Exercise directions: Check every line of the material below for "EnterPin". Give the number of lines that have it, and only that.
Start of The data
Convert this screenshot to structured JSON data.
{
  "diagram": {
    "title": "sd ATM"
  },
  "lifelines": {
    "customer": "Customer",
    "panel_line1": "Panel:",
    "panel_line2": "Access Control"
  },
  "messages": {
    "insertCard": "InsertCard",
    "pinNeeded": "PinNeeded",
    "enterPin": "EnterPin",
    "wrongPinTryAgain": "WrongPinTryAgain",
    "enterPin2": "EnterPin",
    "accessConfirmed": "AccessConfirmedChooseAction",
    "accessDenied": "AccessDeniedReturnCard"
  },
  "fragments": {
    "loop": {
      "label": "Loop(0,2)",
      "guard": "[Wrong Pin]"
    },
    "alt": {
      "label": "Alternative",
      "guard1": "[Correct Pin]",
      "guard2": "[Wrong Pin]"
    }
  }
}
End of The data
Answer to this task: 2